[Data provided Boundary: Start]

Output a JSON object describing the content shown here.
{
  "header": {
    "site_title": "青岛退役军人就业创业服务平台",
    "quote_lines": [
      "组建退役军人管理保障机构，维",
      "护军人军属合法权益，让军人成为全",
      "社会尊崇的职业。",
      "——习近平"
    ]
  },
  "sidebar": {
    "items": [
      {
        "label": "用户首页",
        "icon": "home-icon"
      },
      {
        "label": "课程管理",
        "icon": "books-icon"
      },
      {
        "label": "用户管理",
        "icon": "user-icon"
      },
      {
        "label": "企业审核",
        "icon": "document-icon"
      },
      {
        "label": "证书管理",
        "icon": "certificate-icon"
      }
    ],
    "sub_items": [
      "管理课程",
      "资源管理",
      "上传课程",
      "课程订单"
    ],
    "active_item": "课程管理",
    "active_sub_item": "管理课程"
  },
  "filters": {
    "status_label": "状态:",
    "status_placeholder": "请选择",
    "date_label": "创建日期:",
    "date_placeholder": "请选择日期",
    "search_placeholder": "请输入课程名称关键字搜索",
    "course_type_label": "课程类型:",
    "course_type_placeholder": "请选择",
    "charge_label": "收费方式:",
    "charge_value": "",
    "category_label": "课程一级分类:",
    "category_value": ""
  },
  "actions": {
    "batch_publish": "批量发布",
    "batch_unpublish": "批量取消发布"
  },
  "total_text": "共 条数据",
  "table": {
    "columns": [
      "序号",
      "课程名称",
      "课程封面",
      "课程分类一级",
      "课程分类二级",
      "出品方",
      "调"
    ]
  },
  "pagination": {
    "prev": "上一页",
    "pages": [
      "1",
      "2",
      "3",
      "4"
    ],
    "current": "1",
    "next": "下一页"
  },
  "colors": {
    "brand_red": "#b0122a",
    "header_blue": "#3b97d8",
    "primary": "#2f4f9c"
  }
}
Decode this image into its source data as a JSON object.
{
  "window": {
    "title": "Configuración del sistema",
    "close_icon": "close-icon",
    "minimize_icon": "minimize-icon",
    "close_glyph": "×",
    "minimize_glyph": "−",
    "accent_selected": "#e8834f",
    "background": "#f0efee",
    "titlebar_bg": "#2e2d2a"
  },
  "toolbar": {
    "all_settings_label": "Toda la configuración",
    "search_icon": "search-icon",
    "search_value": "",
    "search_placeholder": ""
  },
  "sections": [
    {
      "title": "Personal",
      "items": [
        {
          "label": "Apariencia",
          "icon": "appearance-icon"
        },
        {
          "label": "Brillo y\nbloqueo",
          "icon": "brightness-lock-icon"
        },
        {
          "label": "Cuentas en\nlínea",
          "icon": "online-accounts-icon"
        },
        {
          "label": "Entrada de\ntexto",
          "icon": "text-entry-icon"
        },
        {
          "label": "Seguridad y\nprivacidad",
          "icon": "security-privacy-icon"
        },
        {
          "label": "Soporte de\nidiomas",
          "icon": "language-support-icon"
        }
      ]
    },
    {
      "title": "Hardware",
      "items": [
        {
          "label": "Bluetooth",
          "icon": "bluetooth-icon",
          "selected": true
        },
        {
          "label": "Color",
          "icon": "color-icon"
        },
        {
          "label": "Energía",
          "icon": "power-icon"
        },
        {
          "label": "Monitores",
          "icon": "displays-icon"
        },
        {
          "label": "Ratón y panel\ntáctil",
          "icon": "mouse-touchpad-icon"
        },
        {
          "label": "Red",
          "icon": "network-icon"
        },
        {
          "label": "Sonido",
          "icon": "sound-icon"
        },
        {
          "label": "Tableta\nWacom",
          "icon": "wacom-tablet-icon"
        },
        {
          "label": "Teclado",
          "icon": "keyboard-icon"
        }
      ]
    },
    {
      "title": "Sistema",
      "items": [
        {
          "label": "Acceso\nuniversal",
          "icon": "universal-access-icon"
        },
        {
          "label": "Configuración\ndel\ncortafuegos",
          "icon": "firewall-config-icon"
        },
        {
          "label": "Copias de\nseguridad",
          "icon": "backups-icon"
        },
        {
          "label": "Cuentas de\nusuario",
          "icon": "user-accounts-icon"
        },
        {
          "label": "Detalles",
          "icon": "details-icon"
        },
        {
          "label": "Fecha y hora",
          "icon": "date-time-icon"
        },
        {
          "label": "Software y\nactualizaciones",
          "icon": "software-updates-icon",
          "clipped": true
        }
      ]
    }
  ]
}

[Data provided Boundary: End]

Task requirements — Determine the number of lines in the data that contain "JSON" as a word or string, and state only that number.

Result for this exercise — 2